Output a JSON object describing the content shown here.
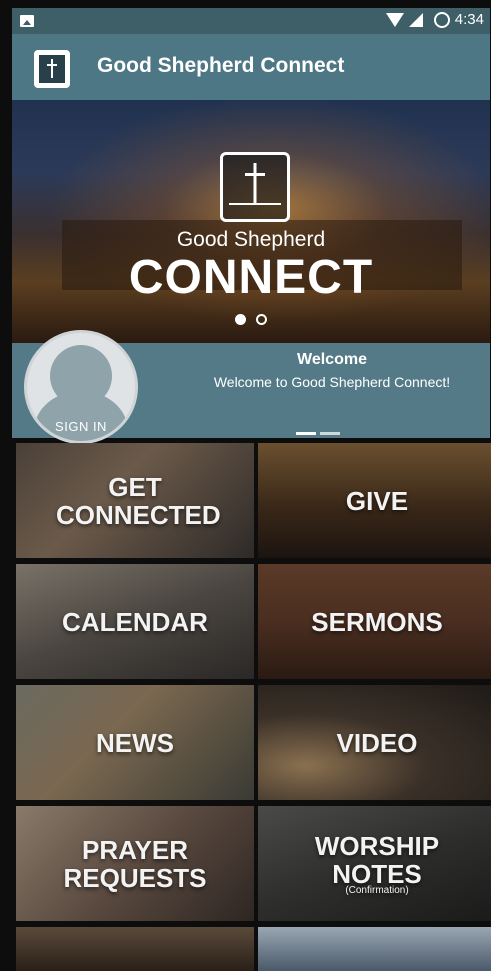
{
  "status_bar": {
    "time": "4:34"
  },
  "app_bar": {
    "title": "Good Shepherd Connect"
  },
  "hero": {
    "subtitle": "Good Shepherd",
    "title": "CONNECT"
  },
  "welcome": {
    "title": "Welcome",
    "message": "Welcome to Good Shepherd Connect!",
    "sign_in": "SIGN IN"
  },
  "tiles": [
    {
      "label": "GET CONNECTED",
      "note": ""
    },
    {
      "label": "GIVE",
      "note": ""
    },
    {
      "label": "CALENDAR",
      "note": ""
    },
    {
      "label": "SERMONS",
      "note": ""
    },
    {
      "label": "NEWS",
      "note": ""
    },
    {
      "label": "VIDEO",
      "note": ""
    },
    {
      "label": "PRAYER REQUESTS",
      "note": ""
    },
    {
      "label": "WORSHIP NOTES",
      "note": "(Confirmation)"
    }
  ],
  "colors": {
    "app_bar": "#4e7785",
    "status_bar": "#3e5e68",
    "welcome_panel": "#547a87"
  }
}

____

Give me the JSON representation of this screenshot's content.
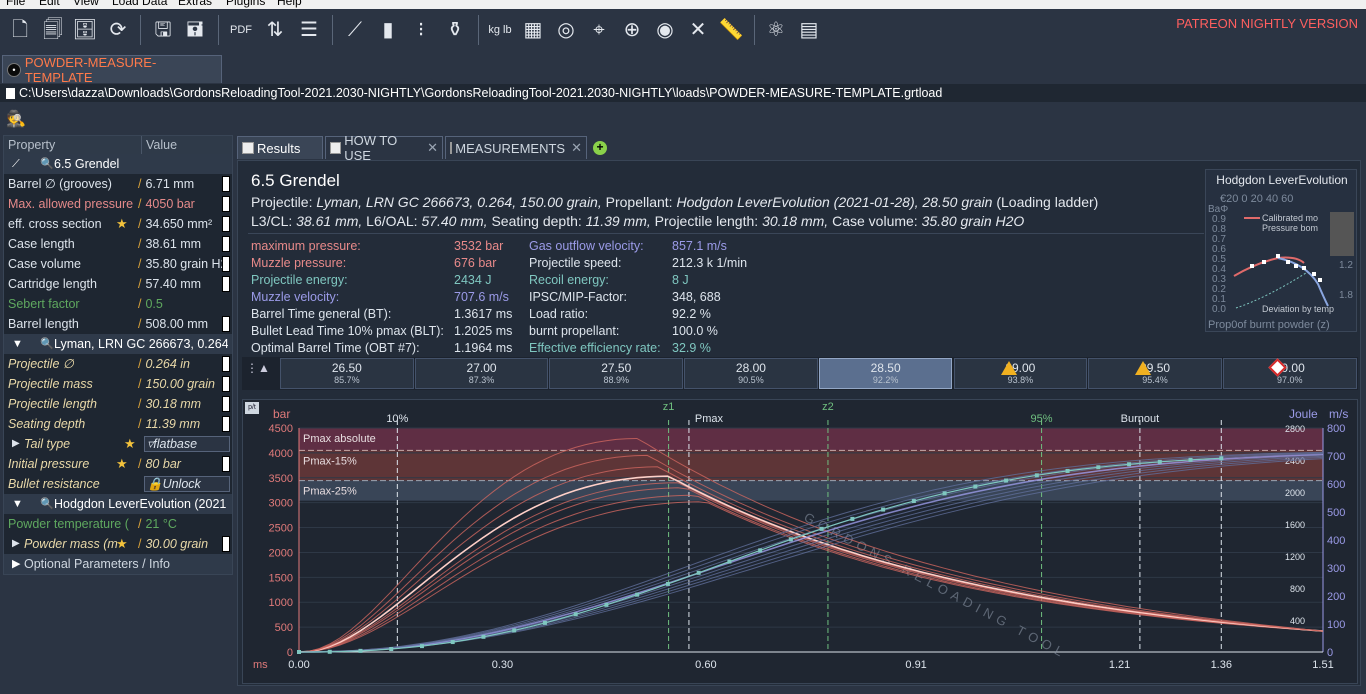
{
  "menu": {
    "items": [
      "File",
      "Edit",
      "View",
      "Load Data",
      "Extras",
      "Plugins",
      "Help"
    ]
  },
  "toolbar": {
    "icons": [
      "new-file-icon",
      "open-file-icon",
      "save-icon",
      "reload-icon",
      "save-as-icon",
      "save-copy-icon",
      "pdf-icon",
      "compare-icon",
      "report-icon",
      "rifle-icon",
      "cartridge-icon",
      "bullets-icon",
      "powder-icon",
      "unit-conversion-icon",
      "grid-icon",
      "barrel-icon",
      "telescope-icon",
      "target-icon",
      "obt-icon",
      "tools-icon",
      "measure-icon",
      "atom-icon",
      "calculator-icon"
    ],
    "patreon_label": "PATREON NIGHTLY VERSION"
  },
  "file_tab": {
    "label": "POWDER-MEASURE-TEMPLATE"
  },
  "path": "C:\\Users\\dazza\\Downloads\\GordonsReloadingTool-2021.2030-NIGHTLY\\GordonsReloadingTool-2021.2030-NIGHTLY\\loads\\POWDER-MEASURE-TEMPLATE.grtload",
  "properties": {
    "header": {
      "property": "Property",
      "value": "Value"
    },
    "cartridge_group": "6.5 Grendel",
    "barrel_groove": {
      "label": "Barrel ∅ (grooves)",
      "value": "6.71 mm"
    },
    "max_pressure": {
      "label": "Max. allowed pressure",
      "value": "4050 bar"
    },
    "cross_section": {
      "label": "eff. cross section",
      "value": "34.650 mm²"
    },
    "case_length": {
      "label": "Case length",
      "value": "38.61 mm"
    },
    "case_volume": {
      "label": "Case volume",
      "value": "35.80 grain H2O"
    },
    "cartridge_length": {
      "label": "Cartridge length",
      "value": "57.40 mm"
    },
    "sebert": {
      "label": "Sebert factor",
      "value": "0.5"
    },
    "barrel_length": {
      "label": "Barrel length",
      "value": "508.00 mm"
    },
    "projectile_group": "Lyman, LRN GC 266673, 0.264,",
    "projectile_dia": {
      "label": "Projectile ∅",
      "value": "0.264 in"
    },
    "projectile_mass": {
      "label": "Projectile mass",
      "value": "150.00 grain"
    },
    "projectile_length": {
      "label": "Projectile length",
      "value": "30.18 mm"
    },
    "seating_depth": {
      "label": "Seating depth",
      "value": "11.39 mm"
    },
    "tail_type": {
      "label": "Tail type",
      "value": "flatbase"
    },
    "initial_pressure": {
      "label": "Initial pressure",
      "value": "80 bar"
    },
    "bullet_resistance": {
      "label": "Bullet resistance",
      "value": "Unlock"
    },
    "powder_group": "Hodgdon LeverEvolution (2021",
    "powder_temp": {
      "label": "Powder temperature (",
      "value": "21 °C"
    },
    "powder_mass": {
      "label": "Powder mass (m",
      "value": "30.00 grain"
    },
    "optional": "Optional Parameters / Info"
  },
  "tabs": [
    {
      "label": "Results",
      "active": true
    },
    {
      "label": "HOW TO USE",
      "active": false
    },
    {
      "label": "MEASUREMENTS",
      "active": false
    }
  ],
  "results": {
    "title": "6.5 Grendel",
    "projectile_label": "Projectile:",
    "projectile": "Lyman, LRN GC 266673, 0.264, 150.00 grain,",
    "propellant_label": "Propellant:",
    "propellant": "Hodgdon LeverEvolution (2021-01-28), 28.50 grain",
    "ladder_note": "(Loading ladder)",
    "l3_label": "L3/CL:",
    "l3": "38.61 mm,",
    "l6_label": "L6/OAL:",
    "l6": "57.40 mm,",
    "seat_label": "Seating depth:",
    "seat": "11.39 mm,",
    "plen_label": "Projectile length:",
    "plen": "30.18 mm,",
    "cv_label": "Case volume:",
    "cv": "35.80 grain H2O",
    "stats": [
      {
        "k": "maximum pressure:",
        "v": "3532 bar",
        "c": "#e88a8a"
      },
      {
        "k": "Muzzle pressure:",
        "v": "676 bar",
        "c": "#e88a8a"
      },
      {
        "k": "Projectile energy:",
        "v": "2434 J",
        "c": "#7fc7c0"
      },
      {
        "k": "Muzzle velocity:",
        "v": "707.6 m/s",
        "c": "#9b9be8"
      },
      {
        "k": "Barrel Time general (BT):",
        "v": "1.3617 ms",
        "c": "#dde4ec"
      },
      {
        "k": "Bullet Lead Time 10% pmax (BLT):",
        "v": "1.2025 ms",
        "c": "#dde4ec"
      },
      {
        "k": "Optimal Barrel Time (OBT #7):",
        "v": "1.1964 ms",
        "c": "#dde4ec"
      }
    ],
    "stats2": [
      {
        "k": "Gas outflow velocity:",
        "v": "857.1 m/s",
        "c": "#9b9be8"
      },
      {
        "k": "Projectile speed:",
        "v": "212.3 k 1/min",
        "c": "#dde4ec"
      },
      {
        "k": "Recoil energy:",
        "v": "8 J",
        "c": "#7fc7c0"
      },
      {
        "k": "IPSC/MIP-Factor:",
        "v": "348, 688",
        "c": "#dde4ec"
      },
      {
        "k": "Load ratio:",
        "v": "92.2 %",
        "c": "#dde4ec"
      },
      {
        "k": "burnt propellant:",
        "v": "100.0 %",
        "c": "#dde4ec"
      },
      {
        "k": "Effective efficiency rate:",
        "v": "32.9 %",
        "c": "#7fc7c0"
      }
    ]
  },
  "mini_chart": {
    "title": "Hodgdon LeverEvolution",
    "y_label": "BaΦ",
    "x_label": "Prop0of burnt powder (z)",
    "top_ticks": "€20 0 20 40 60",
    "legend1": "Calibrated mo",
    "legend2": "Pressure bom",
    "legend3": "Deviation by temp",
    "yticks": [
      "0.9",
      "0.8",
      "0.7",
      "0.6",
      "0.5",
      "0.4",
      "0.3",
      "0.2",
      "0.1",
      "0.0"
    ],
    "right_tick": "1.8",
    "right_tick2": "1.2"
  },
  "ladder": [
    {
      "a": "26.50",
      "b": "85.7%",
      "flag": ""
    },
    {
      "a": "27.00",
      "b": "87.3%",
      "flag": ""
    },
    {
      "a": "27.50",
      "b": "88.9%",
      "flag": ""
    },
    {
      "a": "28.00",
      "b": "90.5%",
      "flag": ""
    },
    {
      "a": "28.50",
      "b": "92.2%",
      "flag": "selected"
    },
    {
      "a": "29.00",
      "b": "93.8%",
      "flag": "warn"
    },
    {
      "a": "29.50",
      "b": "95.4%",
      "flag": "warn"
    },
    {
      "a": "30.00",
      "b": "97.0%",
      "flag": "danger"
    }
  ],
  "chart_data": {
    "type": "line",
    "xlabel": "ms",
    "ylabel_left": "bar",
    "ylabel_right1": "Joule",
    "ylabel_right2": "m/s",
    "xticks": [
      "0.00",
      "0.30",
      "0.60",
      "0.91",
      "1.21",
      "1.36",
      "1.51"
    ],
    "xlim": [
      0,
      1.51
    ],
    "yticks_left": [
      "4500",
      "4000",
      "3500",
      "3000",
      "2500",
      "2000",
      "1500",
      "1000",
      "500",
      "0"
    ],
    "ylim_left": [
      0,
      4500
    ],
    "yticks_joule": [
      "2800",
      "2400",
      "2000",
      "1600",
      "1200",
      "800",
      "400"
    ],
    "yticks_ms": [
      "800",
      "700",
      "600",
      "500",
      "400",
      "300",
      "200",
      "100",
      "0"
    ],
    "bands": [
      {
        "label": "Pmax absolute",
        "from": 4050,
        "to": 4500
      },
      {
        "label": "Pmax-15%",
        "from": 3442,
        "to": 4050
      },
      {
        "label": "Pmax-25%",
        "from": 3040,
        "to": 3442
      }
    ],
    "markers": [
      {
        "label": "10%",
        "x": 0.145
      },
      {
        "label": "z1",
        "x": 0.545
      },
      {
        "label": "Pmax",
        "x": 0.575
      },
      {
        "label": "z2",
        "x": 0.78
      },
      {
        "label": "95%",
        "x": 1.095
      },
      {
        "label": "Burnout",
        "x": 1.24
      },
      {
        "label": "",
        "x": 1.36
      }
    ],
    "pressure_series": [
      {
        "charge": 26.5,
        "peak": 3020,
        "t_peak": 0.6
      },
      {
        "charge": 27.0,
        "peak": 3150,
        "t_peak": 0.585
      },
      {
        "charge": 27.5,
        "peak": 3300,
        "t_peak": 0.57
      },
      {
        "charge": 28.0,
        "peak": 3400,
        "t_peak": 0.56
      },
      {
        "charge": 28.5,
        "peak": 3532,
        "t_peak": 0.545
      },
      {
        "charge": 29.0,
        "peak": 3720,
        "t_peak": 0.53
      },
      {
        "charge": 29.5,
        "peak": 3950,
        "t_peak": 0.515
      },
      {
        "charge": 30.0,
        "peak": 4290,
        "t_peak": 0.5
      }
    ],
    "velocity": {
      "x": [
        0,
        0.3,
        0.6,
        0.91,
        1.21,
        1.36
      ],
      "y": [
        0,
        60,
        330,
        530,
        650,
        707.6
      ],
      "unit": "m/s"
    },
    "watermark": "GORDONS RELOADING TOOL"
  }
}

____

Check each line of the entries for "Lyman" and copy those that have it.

    "projectile_group": "Lyman, LRN GC 266673, 0.264,",
    "projectile": "Lyman, LRN GC 266673, 0.264, 150.00 grain,",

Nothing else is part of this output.